Exercise brief | From the records below, determine the number of lines containing "WEMIX". Output that number alone.

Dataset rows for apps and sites
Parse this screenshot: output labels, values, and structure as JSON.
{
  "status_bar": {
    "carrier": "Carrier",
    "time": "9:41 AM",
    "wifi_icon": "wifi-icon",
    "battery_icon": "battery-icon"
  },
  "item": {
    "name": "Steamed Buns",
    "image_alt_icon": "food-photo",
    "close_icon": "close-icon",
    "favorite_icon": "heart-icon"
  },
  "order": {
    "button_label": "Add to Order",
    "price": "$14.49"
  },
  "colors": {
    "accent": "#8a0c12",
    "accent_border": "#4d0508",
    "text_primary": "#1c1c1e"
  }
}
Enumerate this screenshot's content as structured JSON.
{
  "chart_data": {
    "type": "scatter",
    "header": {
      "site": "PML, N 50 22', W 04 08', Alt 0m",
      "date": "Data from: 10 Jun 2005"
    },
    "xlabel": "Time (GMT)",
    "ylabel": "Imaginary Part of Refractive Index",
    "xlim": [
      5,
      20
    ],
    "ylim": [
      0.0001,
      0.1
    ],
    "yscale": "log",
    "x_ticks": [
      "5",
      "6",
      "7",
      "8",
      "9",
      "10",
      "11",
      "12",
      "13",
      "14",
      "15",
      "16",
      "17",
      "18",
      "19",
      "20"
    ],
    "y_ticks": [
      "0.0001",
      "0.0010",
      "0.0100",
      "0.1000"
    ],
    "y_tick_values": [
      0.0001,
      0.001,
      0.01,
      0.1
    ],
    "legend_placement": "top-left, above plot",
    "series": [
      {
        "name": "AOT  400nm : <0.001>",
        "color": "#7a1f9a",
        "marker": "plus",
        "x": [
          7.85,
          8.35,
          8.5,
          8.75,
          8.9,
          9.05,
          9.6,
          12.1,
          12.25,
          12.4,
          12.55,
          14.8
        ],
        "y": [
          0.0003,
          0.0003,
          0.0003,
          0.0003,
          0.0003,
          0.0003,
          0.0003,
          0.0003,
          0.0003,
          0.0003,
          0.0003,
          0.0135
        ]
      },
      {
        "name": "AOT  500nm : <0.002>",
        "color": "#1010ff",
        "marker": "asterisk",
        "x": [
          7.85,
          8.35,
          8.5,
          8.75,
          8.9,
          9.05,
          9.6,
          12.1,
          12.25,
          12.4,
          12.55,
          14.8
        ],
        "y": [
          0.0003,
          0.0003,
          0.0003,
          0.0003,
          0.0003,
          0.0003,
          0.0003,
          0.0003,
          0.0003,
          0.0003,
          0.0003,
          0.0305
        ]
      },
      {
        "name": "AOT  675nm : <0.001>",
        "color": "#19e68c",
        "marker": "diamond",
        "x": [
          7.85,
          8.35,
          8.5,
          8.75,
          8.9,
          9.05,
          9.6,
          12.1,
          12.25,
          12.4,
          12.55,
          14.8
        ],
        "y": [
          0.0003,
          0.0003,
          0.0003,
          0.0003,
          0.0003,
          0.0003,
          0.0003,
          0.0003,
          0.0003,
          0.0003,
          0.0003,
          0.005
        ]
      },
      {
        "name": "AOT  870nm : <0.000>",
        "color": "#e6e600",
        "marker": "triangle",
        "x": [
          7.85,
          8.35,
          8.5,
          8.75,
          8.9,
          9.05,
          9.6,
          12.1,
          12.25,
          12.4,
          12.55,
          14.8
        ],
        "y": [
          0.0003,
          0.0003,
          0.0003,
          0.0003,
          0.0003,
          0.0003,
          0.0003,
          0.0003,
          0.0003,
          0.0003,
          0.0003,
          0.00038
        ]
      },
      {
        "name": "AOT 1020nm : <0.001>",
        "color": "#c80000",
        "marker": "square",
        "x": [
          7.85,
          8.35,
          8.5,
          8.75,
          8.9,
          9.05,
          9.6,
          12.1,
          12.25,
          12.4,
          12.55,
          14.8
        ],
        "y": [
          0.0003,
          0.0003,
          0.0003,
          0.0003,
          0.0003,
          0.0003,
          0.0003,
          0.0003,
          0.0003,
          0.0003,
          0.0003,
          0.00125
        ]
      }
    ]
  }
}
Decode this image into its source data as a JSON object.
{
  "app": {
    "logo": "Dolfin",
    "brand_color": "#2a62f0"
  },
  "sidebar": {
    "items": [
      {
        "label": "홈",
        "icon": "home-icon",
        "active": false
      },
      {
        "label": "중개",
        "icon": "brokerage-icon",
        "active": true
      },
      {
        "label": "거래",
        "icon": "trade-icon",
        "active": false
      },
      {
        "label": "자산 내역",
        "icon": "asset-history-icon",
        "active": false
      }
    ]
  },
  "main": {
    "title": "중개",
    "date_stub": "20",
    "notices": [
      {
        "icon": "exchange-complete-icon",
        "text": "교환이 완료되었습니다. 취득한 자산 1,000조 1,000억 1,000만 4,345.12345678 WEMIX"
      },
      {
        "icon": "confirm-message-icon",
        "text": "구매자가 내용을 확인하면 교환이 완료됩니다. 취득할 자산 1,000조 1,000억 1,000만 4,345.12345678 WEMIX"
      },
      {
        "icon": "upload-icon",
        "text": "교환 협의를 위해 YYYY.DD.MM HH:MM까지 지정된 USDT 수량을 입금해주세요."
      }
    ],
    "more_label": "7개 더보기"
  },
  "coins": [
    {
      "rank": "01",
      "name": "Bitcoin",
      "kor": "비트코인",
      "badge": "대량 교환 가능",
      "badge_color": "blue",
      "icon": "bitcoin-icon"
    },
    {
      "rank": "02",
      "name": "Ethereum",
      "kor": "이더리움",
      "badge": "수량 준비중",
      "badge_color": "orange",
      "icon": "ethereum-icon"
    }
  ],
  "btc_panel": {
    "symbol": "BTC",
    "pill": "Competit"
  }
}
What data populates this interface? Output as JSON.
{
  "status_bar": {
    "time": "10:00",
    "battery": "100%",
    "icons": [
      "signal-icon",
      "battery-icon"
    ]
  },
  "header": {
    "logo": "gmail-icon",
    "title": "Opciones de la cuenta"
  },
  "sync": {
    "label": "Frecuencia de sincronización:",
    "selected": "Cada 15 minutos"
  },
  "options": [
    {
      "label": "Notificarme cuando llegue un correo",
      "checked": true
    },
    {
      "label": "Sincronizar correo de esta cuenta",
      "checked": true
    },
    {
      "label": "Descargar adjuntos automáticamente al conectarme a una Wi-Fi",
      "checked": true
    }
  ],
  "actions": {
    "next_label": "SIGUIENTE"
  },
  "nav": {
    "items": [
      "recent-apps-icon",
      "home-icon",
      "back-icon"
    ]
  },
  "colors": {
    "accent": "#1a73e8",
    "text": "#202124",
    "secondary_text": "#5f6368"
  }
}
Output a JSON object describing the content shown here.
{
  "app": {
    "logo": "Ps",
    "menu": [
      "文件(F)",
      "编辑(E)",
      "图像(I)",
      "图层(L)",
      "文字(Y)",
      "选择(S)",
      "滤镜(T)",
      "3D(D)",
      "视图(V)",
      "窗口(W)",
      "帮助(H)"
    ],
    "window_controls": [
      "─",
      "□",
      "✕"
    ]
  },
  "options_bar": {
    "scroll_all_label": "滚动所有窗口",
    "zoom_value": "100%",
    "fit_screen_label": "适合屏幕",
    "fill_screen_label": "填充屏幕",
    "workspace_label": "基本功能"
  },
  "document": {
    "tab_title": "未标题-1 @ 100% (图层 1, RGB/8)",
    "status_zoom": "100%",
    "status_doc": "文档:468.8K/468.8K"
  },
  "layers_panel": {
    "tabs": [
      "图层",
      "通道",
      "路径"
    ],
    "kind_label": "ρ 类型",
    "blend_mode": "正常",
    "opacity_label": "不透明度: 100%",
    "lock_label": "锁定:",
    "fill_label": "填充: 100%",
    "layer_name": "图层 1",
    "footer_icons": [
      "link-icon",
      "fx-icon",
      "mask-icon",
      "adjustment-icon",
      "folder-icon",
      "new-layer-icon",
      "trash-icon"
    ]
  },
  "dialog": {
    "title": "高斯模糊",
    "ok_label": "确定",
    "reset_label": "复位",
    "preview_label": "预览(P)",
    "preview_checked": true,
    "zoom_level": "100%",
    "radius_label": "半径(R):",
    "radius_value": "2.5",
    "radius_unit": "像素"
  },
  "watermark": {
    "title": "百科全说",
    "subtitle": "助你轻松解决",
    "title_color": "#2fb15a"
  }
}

Solution to the exercise | 2